Some of the Beatles' greatest works, such as the "Sgt. Pepper" album, which included the disturbing masterpiece "A Day in the Life," may not have been possible without the influence of LSD, but though Lennon was correct in describing the drug as a "religious experience," the spiritual being whose presence is revealed through LSD is not the God of the Bible but His chief foe, Lucifer, the fallen angel whose rebellion was triggered by his desire to "be like God." This same kind of thinking is reflected in George Harrison's statement that "Everybody is potentially divine. It's just a matter of self-realization before it will all happen."
There's no questioning the Beatles' genius as composers and artists, but their influence beyond music was often pernicious. Their experimentation with LSD and later exploration of Transcendental Meditation helped lead the world away from the truth of the Bible and the need for salvation through the death and resurrection of Jesus Christ, to philosophies based in the occult.
Turner's book is unique among the many hundreds (thousands?) of volumes written about the Beatles in that he offers insight into the religious ideas that shaped their youths. Although George Harrison was the Beatle famous for his religious beliefs, it's not surprising that the most intriguing passages concern John Lennon, the founder of the group and one of the 20th century's most fascinating public figures. Few biographers of John Lennon note that he was raised, more or less, as a Christian.

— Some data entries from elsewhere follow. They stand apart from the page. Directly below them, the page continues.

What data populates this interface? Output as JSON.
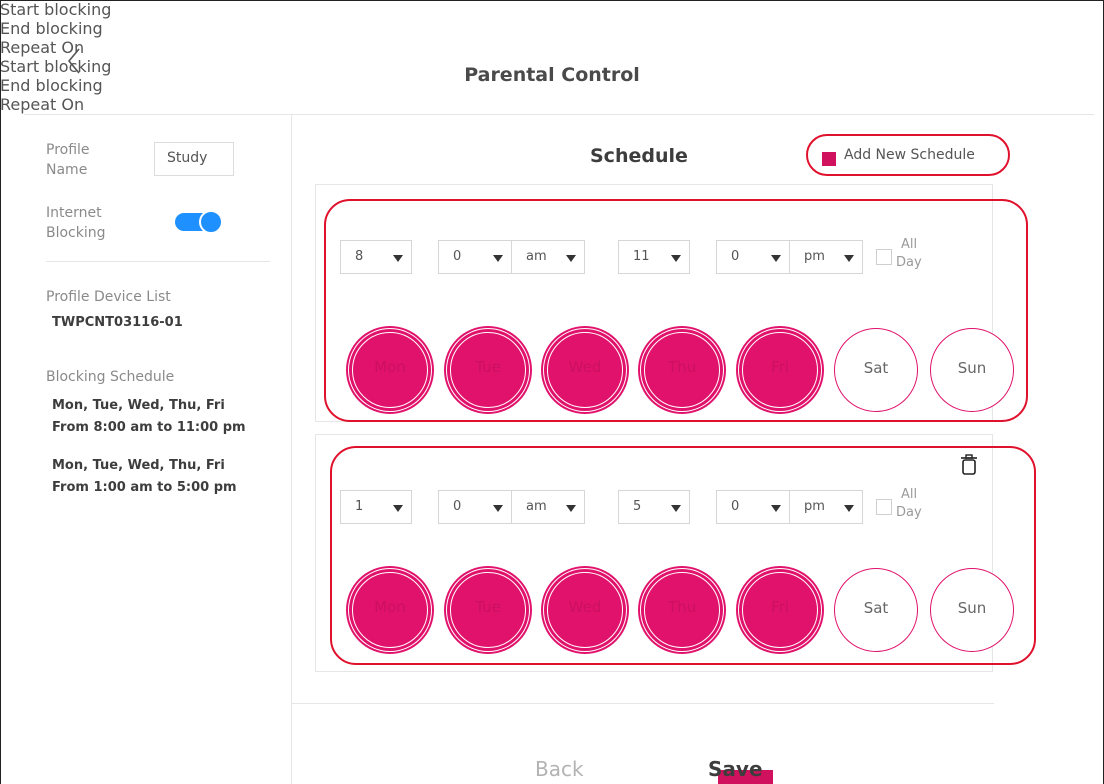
{
  "header": {
    "title": "Parental Control"
  },
  "profile": {
    "name_label": "Profile\nName",
    "name_value": "Study",
    "blocking_label": "Internet\nBlocking",
    "blocking_on": true,
    "device_list_label": "Profile Device List",
    "device": "TWPCNT03116-01",
    "schedule_label": "Blocking Schedule",
    "schedules": [
      {
        "days": "Mon, Tue, Wed, Thu, Fri",
        "range": "From 8:00 am to 11:00 pm"
      },
      {
        "days": "Mon, Tue, Wed, Thu, Fri",
        "range": "From 1:00 am to 5:00 pm"
      }
    ]
  },
  "schedule_panel": {
    "title": "Schedule",
    "add_label": "Add New Schedule",
    "start_label": "Start blocking",
    "end_label": "End blocking",
    "repeat_label": "Repeat On",
    "allday_label_1": "All",
    "allday_label_2": "Day",
    "day_names": [
      "Mon",
      "Tue",
      "Wed",
      "Thu",
      "Fri",
      "Sat",
      "Sun"
    ],
    "items": [
      {
        "start_hour": "8",
        "start_min": "0",
        "start_ampm": "am",
        "end_hour": "11",
        "end_min": "0",
        "end_ampm": "pm",
        "all_day": false,
        "active_days": [
          true,
          true,
          true,
          true,
          true,
          false,
          false
        ]
      },
      {
        "start_hour": "1",
        "start_min": "0",
        "start_ampm": "am",
        "end_hour": "5",
        "end_min": "0",
        "end_ampm": "pm",
        "all_day": false,
        "active_days": [
          true,
          true,
          true,
          true,
          true,
          false,
          false
        ]
      }
    ]
  },
  "footer": {
    "back_label": "Back",
    "save_label": "Save"
  },
  "colors": {
    "accent": "#e1126b",
    "highlight_ring": "#e0112d",
    "toggle": "#1e90ff"
  }
}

This upbringing explains his lifelong obsession with Jesus Christ. When Lennon wasn't mocking Jesus, as he did in the cartoons he drew in his youth (such as one depicting Jesus on the cross with a pair of bedroom slippers at the base), he identified with Him (as in the chorus of "The Ballad of John and Yoko"). Then there was his famous 1966 remark that the Beatles were more popular than Jesus ("Christianity will go..It will vanish and shrink").
It is therefore surprising to learn that, in 1972, Lennon wrote a desperate letter to evangelist Oral Roberts to inquire about Christianity ("Is it phoney? Can He love me?") in an attempt to escape the hell of drug abuse. According to several previous biographers who had access to Lennon's personal diaries, or were employed in the Dakota during his five year withdrawal from the public eye, Lennon professed to be "born again" in 1977 but faced intense opposition to his new found beliefs from Yoko Ono who saw her husband's embrace of Jesus as a threat to her control of his life. Before long, Lennon was once again living a life dictated by astrologers, mystics, and other practitioners of the occult. But Jesus, and the Bible, were never far from his thoughts, as many of the interviews he gave shortly before his 1980 murder indicate. As he told Barbara Graustark of Newsweek, "Some of [Christ's parables] are only making sense to me now, after a whole life of sitting in church or school." It's anybody's guess what Lennon actually believed before Mark David Chapman ended his life on December 8, 1980.
At this point, it's hard to believe that anyone could possibly offer fresh insights into the Beatles phenomenon or their brilliant body of work, but Turner succeeds in making "The Gospel According to the Beatles" a necessary addition to the bookshelf of anyone who admires or is simply fascinated by the Fab Four.
Brian W. Fairbanks
Theologians may be disappointed... Aug 26, 2007
but Beatles fans will be delighted with this biography of the Beatles with particular reference to their relationship to things religious.